Beginning with the line that contains "What's the underlying", extract each line through the end of the listing below, with no additions or omissions.

---*---

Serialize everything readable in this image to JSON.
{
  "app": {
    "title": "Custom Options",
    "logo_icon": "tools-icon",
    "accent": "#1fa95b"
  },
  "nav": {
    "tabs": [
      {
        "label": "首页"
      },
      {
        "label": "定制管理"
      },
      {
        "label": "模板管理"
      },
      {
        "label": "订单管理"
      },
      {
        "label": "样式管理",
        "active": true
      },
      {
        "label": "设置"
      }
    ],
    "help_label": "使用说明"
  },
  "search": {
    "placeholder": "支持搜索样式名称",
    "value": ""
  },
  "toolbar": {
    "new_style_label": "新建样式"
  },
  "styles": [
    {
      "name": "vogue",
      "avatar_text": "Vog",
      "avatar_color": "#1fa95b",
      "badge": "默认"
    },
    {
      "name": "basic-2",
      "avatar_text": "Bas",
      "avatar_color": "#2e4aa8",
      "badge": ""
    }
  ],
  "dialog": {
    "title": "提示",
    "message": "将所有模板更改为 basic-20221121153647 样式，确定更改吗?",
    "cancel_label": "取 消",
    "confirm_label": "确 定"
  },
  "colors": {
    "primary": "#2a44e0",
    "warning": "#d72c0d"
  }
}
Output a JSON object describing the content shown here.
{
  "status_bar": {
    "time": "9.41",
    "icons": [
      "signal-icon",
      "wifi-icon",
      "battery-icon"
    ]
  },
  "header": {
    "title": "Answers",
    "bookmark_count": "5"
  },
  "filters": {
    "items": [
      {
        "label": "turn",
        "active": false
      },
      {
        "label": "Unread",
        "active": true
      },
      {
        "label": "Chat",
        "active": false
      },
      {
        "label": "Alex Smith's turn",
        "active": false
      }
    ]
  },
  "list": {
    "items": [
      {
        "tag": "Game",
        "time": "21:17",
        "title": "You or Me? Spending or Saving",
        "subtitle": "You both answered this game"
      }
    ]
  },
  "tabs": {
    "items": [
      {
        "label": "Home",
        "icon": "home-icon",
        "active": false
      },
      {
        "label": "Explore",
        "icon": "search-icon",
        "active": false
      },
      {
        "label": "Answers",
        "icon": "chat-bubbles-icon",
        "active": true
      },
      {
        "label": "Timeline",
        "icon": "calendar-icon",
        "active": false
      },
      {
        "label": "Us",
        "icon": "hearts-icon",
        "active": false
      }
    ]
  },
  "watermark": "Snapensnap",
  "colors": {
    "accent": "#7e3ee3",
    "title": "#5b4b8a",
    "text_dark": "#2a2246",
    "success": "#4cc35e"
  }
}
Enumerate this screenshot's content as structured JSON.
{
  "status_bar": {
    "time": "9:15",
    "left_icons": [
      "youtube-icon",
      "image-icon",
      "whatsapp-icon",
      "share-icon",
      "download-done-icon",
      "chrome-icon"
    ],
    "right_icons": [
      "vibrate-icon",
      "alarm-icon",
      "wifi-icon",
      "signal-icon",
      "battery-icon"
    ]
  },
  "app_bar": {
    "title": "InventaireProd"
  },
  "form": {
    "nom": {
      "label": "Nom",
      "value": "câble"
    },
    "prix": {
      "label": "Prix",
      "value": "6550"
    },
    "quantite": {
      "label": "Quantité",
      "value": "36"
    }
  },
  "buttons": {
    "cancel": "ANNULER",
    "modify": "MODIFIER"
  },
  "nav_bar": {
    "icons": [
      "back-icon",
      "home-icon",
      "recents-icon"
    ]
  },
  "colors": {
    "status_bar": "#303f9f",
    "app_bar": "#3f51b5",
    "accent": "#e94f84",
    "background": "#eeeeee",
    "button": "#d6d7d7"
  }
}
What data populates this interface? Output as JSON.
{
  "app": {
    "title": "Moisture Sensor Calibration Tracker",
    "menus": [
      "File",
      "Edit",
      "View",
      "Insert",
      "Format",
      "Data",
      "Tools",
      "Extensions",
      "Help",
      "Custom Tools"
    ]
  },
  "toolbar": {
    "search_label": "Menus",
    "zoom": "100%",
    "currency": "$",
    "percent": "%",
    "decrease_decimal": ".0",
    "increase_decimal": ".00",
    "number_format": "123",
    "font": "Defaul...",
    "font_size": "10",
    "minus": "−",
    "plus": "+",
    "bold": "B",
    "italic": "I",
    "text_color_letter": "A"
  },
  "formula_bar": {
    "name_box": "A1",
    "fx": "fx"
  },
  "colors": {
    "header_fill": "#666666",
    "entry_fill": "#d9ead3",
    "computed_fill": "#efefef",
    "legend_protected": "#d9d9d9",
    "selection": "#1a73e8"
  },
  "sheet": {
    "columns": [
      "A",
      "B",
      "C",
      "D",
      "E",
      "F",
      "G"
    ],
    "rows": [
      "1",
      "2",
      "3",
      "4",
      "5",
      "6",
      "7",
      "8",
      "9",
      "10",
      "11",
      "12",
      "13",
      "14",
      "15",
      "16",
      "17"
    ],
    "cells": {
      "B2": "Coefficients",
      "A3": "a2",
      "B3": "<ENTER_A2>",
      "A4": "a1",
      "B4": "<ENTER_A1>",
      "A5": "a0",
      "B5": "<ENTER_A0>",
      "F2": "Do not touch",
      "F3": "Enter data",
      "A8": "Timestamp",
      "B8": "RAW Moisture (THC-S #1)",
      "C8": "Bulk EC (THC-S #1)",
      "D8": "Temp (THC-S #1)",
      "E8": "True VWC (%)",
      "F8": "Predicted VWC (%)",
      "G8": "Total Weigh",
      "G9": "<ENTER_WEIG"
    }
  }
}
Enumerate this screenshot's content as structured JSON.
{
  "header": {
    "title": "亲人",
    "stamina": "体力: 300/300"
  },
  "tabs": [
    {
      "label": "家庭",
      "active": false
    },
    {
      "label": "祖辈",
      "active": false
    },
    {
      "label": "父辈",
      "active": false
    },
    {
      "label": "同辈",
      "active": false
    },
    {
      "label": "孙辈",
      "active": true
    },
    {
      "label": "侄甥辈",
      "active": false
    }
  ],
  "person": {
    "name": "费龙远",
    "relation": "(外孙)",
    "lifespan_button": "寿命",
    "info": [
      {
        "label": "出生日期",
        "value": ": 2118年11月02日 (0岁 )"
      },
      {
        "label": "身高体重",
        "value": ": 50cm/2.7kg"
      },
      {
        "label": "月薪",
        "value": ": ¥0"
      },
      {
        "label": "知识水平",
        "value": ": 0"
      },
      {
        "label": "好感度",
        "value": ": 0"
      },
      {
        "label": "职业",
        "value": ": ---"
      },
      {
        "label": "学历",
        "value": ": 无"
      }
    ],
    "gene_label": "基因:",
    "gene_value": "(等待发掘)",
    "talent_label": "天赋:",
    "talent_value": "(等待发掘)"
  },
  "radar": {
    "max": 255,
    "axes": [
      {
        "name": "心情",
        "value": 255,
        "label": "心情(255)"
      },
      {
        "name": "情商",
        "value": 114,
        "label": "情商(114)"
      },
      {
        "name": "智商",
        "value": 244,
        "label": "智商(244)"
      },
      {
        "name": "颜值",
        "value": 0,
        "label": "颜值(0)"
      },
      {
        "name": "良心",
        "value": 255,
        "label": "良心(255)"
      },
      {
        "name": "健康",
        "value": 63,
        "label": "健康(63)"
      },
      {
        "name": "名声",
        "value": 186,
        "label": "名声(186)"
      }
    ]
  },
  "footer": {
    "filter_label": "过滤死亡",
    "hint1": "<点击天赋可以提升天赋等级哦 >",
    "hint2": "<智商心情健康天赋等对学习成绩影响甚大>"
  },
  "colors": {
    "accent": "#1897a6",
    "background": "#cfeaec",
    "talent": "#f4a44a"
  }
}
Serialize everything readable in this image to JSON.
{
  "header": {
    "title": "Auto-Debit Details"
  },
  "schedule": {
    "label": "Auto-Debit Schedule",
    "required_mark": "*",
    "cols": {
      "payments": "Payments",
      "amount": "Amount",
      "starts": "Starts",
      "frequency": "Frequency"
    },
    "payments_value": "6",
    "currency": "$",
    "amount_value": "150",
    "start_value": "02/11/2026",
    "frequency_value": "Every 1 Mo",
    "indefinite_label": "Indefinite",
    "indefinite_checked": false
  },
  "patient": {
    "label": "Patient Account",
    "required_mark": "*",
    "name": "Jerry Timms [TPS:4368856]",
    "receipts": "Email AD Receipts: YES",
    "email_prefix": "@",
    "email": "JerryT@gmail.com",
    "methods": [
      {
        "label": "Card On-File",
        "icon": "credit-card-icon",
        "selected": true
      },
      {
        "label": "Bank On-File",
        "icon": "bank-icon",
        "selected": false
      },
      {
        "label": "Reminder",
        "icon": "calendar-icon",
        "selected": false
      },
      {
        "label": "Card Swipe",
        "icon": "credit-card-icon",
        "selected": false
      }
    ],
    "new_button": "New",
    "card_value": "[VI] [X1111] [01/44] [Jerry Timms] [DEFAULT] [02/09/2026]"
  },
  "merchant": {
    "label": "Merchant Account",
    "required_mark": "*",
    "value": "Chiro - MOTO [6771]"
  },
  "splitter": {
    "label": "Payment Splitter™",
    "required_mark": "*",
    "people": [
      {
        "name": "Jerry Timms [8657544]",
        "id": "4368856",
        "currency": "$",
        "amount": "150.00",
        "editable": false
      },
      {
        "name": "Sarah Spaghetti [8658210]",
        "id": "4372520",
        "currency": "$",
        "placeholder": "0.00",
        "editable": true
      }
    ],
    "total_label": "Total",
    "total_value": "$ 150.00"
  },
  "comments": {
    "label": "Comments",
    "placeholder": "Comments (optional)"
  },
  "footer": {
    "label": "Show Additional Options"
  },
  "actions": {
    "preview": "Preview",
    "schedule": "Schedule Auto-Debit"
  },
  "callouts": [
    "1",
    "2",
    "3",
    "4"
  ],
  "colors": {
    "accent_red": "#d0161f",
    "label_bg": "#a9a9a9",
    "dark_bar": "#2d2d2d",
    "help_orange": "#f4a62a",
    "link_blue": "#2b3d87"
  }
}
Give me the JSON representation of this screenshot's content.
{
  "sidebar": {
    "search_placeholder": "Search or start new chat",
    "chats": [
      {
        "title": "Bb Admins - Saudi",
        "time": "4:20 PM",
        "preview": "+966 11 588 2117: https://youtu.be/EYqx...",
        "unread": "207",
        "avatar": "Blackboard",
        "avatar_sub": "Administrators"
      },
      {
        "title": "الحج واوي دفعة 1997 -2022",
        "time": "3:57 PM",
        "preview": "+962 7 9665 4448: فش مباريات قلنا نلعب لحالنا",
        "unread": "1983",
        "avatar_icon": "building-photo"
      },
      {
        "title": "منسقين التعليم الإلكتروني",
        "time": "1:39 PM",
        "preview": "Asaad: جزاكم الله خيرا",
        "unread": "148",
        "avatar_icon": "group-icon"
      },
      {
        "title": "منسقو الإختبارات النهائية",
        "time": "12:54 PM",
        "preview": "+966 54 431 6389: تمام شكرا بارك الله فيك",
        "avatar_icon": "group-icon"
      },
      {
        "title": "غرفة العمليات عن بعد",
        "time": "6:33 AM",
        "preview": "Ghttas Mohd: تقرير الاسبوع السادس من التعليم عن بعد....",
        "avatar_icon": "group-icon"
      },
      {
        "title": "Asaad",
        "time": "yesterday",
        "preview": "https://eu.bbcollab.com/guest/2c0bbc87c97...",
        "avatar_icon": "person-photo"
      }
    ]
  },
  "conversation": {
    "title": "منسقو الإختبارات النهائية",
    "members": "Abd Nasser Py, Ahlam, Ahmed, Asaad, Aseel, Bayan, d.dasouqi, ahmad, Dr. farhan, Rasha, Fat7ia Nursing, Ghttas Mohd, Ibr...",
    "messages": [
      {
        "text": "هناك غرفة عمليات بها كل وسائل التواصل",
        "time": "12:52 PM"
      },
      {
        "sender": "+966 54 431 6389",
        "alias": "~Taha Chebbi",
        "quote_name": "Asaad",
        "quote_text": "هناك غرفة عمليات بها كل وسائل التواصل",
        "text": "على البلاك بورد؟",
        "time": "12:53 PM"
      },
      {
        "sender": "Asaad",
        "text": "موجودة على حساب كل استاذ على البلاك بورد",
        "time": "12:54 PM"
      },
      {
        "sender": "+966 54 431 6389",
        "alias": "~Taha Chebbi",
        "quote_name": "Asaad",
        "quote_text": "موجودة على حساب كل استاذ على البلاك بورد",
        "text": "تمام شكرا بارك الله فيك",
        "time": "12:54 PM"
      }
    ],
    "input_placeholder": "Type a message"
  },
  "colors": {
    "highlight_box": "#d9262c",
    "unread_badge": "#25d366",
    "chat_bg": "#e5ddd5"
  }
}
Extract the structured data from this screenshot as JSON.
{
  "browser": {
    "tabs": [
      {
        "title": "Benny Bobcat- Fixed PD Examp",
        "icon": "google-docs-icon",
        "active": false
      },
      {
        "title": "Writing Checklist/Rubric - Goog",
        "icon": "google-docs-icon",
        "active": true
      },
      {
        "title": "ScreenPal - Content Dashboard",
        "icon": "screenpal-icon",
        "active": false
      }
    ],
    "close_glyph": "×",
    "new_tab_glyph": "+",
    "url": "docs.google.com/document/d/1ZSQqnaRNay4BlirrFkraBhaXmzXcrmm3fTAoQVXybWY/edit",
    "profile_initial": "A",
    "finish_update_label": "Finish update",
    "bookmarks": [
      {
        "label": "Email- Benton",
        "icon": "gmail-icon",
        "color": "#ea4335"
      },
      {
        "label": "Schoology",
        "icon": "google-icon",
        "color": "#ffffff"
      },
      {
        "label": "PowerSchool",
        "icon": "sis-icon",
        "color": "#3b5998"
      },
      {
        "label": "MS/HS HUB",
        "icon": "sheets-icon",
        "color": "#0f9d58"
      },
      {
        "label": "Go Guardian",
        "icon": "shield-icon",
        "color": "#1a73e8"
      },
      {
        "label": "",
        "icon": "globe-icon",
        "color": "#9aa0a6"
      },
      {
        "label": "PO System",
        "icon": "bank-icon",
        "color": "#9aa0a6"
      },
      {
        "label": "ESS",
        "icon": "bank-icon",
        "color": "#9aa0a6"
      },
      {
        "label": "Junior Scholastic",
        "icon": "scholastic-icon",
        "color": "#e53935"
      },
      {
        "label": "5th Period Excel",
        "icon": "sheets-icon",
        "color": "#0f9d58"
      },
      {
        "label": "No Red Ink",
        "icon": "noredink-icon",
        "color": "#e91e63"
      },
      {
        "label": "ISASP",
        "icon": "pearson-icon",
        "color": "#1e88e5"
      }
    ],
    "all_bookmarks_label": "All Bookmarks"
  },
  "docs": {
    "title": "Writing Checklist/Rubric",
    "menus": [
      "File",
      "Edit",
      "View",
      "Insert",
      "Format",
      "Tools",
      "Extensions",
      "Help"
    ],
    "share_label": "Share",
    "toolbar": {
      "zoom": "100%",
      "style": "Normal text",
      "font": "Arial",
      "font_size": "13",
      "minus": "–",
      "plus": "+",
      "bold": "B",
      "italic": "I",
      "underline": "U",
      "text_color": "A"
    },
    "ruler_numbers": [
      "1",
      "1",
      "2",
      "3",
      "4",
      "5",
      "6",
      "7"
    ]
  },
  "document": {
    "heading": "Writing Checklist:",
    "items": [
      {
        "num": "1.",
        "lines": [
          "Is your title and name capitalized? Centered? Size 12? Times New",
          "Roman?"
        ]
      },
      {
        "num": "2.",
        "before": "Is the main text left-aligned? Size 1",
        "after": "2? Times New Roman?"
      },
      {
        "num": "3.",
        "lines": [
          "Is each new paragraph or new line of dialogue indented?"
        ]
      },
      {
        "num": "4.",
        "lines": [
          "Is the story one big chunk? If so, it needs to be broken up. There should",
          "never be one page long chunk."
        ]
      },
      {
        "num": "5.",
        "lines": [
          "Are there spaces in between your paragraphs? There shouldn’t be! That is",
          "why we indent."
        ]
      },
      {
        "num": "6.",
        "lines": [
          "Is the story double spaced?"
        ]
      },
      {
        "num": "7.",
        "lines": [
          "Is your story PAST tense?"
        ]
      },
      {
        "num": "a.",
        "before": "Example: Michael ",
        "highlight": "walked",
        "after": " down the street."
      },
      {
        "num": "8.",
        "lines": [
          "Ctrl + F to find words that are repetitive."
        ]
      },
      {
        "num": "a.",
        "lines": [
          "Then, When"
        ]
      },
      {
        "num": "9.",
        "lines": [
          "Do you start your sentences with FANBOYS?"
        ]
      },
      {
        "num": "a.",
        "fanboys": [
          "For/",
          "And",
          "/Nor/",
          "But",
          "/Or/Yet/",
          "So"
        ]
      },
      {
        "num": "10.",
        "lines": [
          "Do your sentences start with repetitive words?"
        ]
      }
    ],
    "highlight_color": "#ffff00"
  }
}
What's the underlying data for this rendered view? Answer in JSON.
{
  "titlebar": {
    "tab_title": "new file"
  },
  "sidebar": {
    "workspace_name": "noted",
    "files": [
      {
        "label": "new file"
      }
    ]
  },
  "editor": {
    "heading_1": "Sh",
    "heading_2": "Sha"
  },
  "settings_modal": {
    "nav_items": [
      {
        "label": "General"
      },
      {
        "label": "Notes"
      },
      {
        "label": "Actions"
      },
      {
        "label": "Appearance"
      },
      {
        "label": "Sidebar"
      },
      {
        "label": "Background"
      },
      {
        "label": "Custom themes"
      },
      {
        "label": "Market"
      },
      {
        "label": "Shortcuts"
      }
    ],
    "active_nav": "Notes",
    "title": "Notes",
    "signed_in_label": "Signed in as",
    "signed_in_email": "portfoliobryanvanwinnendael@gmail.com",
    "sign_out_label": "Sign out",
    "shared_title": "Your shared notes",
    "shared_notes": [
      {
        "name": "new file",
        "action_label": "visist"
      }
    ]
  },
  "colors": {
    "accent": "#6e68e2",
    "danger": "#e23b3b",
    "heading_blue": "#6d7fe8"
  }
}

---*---

§ Answer for the task:
What's the underlying data for this rendered view? Answer in JSON.
{
  "titlebar": {
    "tab_title": "new file"
  },
  "sidebar": {
    "workspace_name": "noted",
    "files": [
      {
        "label": "new file"
      }
    ]
  },
  "editor": {
    "heading_1": "Sh",
    "heading_2": "Sha"
  },
  "settings_modal": {
    "nav_items": [
      {
        "label": "General"
      },
      {
        "label": "Notes"
      },
      {
        "label": "Actions"
      },
      {
        "label": "Appearance"
      },
      {
        "label": "Sidebar"
      },
      {
        "label": "Background"
      },
      {
        "label": "Custom themes"
      },
      {
        "label": "Market"
      },
      {
        "label": "Shortcuts"
      }
    ],
    "active_nav": "Notes",
    "title": "Notes",
    "signed_in_label": "Signed in as",
    "signed_in_email": "portfoliobryanvanwinnendael@gmail.com",
    "sign_out_label": "Sign out",
    "shared_title": "Your shared notes",
    "shared_notes": [
      {
        "name": "new file",
        "action_label": "visist"
      }
    ]
  },
  "colors": {
    "accent": "#6e68e2",
    "danger": "#e23b3b",
    "heading_blue": "#6d7fe8"
  }
}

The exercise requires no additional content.